- **Exercise prompt**: Your response must consist of the listing below, repeated exactly.
Start of Source information
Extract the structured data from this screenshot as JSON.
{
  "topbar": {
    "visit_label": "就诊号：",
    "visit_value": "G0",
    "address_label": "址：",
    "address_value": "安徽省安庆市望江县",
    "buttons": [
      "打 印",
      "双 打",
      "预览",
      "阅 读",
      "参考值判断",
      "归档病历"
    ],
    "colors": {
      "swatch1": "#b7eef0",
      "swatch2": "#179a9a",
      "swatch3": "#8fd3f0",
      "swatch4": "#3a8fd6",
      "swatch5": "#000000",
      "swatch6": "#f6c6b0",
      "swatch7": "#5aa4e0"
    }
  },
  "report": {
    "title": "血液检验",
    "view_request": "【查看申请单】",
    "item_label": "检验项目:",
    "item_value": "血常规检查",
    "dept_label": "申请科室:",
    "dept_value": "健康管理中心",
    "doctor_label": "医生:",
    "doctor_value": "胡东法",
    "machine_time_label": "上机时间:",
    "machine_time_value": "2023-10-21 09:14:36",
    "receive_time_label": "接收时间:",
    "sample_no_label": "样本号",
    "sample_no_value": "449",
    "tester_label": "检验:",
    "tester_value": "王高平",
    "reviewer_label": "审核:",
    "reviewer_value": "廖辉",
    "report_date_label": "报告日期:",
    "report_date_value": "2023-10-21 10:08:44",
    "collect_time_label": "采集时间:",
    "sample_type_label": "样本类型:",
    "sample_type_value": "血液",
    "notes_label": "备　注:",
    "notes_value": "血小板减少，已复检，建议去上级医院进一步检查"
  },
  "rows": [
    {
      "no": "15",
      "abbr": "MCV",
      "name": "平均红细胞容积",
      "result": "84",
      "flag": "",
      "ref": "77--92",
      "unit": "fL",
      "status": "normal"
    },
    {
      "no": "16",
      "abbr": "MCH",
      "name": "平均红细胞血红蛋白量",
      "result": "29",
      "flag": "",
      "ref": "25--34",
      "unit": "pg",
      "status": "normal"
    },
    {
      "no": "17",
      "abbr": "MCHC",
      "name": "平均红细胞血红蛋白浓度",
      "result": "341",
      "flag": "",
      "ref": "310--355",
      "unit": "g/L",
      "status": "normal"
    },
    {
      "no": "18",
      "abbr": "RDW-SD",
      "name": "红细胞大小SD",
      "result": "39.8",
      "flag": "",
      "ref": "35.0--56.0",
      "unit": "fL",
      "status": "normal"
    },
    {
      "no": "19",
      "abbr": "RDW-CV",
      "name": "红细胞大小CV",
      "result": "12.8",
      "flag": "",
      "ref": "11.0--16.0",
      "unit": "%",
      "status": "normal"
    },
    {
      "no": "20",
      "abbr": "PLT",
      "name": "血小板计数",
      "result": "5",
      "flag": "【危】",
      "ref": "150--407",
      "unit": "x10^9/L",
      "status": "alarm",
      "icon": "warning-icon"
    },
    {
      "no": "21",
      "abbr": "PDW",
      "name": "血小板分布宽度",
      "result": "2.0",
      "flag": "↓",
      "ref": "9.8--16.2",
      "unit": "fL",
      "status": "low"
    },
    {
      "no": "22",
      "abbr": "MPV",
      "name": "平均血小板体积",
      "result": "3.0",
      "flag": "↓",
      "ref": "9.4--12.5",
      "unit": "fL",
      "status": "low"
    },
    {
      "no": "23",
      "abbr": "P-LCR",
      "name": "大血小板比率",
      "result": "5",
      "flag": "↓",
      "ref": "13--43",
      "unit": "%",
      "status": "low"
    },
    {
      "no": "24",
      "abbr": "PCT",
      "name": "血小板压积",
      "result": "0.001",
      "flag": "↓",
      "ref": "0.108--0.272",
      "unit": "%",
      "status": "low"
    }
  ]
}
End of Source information
- **Answer for the task**:
Extract the structured data from this screenshot as JSON.
{
  "topbar": {
    "visit_label": "就诊号：",
    "visit_value": "G0",
    "address_label": "址：",
    "address_value": "安徽省安庆市望江县",
    "buttons": [
      "打 印",
      "双 打",
      "预览",
      "阅 读",
      "参考值判断",
      "归档病历"
    ],
    "colors": {
      "swatch1": "#b7eef0",
      "swatch2": "#179a9a",
      "swatch3": "#8fd3f0",
      "swatch4": "#3a8fd6",
      "swatch5": "#000000",
      "swatch6": "#f6c6b0",
      "swatch7": "#5aa4e0"
    }
  },
  "report": {
    "title": "血液检验",
    "view_request": "【查看申请单】",
    "item_label": "检验项目:",
    "item_value": "血常规检查",
    "dept_label": "申请科室:",
    "dept_value": "健康管理中心",
    "doctor_label": "医生:",
    "doctor_value": "胡东法",
    "machine_time_label": "上机时间:",
    "machine_time_value": "2023-10-21 09:14:36",
    "receive_time_label": "接收时间:",
    "sample_no_label": "样本号",
    "sample_no_value": "449",
    "tester_label": "检验:",
    "tester_value": "王高平",
    "reviewer_label": "审核:",
    "reviewer_value": "廖辉",
    "report_date_label": "报告日期:",
    "report_date_value": "2023-10-21 10:08:44",
    "collect_time_label": "采集时间:",
    "sample_type_label": "样本类型:",
    "sample_type_value": "血液",
    "notes_label": "备　注:",
    "notes_value": "血小板减少，已复检，建议去上级医院进一步检查"
  },
  "rows": [
    {
      "no": "15",
      "abbr": "MCV",
      "name": "平均红细胞容积",
      "result": "84",
      "flag": "",
      "ref": "77--92",
      "unit": "fL",
      "status": "normal"
    },
    {
      "no": "16",
      "abbr": "MCH",
      "name": "平均红细胞血红蛋白量",
      "result": "29",
      "flag": "",
      "ref": "25--34",
      "unit": "pg",
      "status": "normal"
    },
    {
      "no": "17",
      "abbr": "MCHC",
      "name": "平均红细胞血红蛋白浓度",
      "result": "341",
      "flag": "",
      "ref": "310--355",
      "unit": "g/L",
      "status": "normal"
    },
    {
      "no": "18",
      "abbr": "RDW-SD",
      "name": "红细胞大小SD",
      "result": "39.8",
      "flag": "",
      "ref": "35.0--56.0",
      "unit": "fL",
      "status": "normal"
    },
    {
      "no": "19",
      "abbr": "RDW-CV",
      "name": "红细胞大小CV",
      "result": "12.8",
      "flag": "",
      "ref": "11.0--16.0",
      "unit": "%",
      "status": "normal"
    },
    {
      "no": "20",
      "abbr": "PLT",
      "name": "血小板计数",
      "result": "5",
      "flag": "【危】",
      "ref": "150--407",
      "unit": "x10^9/L",
      "status": "alarm",
      "icon": "warning-icon"
    },
    {
      "no": "21",
      "abbr": "PDW",
      "name": "血小板分布宽度",
      "result": "2.0",
      "flag": "↓",
      "ref": "9.8--16.2",
      "unit": "fL",
      "status": "low"
    },
    {
      "no": "22",
      "abbr": "MPV",
      "name": "平均血小板体积",
      "result": "3.0",
      "flag": "↓",
      "ref": "9.4--12.5",
      "unit": "fL",
      "status": "low"
    },
    {
      "no": "23",
      "abbr": "P-LCR",
      "name": "大血小板比率",
      "result": "5",
      "flag": "↓",
      "ref": "13--43",
      "unit": "%",
      "status": "low"
    },
    {
      "no": "24",
      "abbr": "PCT",
      "name": "血小板压积",
      "result": "0.001",
      "flag": "↓",
      "ref": "0.108--0.272",
      "unit": "%",
      "status": "low"
    }
  ]
}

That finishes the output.